The Guardian’s Jonathan Wilson has already pointed out that the high-pressure rhythm is an extension of the dominant patterns of European elite club football. This explains the pressing, the narrowness of the space. But there has also been something unstoppable out there, which has peaked through those learned moves.
International football is usually stately and serene, prone to periods where it simply loses its internal pressure. These teams have raced from start to finish, covering distances Premier League style, forcing mistakes, bumping into each other. In television close-ups, the players don’t look like billboard icons or sportswear mannequins. They look flushed and angry.
Seeing the faces during Hungary v Portugal was almost painful, the whole show consumed by fire, despair, noise. We remember the desperation of the Raft of the Medusa of Finland to score a goal (not allowed) against Russia. Holland has looked pleasantly wild. In the most unreal moments, it feels pleasantly real.
Mainly, it’s pretty clear that players are enjoying this, a significant twist on its own. The strangest part of the plague season that had just passed was a kind of numbness around the edges. Deployed across time slots, animated by robots, it sometimes felt like a mechanized human athletics, product launched on demand. This was football as the sports equivalent of American cheese, a plasticized throat-clogging substance, crammed into large suffocating chunks on all surfaces.
There was a fear that these euros were more of the same. Instead, the players seem engaged, hungry, and full of energy. And it makes sense. This is the football they play for love, driven by family and friends, wrapped in colors and shades that go beyond who their current employers are. The forceful style, the tears in the field, the hymns sung: perhaps there is an element of people here who falls back into this game.
It could also be a significant change for international football itself. There has been a tendency to dismiss these summer interludes as a nuisance, a low-throttle beta in danger of being consumed by club play. But right now these Euros from All Over the Place feel like the real thing, a statement of life.
There have been helpful details, most obviously the presence of supporters on the grounds, desperate to just gorge themselves on these things. The same is true of most of the media, which, at least in this country, have been wide-eyed and a bit dizzy.
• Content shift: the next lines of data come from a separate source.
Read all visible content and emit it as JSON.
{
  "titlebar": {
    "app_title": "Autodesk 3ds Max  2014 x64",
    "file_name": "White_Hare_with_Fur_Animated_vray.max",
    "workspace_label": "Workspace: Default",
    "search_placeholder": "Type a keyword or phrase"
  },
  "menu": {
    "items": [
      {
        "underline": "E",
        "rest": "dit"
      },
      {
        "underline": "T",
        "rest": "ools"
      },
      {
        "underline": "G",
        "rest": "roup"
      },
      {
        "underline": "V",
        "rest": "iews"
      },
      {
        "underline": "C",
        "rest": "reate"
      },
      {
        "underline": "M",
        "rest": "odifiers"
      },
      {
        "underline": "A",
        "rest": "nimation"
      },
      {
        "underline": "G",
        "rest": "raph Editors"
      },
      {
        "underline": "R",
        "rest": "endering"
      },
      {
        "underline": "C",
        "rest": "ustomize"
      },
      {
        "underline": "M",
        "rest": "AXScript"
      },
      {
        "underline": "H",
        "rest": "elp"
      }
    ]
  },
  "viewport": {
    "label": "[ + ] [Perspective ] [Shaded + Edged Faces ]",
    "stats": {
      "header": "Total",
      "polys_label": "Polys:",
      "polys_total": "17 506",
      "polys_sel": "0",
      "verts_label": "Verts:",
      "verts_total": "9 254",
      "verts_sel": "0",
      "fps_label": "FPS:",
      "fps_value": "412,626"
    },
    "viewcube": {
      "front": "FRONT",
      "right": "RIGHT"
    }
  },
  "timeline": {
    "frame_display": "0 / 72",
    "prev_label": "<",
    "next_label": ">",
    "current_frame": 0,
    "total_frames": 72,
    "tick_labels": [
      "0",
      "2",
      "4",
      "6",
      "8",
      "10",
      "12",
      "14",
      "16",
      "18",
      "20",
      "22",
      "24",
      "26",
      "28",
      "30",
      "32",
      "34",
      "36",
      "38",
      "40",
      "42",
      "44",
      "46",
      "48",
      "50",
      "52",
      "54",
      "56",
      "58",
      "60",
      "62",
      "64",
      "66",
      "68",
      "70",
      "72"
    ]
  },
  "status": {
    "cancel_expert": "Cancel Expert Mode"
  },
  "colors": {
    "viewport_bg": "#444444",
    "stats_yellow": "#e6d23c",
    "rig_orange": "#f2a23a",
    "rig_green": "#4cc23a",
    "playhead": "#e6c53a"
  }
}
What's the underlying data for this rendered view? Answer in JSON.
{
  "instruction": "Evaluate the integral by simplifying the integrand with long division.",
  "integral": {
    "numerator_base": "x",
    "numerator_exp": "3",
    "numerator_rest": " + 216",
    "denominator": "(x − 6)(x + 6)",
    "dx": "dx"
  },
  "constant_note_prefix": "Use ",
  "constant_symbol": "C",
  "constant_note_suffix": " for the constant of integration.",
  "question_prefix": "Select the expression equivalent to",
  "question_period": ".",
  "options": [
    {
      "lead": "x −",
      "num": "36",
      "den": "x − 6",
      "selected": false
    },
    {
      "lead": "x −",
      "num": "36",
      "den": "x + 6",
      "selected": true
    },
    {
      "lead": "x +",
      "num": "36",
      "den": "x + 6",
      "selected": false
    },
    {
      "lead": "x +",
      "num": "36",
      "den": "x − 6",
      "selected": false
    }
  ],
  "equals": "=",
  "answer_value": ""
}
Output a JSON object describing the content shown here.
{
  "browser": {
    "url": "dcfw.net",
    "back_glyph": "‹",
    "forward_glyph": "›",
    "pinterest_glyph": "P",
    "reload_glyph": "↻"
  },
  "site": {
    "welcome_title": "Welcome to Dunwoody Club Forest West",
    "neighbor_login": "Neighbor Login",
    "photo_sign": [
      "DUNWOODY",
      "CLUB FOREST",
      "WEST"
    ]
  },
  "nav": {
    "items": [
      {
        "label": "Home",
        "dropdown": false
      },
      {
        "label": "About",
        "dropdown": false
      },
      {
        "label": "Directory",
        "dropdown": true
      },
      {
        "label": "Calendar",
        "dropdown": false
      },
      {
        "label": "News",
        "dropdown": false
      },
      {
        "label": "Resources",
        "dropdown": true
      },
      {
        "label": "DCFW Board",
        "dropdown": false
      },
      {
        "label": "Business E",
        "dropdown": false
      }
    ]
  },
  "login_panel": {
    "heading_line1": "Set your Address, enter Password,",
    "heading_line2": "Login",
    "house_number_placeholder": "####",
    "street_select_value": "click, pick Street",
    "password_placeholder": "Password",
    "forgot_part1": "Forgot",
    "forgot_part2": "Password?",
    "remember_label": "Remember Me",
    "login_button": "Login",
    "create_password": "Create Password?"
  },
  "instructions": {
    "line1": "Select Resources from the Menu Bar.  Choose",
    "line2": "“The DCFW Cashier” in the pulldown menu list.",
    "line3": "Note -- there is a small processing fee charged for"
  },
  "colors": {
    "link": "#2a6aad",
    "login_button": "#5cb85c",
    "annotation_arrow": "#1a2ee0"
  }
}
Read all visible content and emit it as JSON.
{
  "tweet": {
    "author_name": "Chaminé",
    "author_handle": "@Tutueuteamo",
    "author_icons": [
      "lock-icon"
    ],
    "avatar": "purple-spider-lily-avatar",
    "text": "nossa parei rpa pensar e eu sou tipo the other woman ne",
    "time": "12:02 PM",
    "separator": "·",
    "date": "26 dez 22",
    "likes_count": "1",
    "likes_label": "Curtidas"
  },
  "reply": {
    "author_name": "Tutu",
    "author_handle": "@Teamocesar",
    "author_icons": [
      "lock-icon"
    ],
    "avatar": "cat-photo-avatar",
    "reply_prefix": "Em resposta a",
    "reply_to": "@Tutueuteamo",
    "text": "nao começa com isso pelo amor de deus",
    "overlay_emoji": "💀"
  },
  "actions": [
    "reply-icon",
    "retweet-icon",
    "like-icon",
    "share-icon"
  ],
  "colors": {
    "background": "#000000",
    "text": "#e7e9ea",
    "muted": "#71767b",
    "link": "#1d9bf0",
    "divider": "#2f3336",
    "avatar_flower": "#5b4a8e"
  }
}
Traditionally, coverage of summer tournaments has featured gaping Alan or Trevor providing information at halftime in the style of a middle-aged man bitten by a toxic spider who is now bravely forcing himself to talk about dead ball situations and keep going. to the runners. Instead, we have giddy people in satin shirts, doing a lot of superlatives. At ITV we have Emma Hayes urgently dissecting every tactical and technical twist, Roy Keane blinking in the light like an angry bloke slowly realizing that he will be forced to dance at a wedding.
Even the sponsor-driven multi-city format, which was supposed to emphasize that we are all the same now, a large mobile Starbucks branch, a leap across the Ryanair sphere, has had the opposite effect. Instead, we have 11 completely different places with cabin fever.
And countries probably have something to do with this sense of urgency. All of us have spent the last year and a half locked within these borders and flags, hearing about daily tolls and closing times, going through strange and shared captive grief. Now we can animate them.
It is unclear where this will end. Perhaps the rush of adrenaline will pass, fatigue and basic sports precautions will begin to affect you. For now it seems enough to feel something.
George is Digismak’s reported cum editor with 13 years of experience in Journalism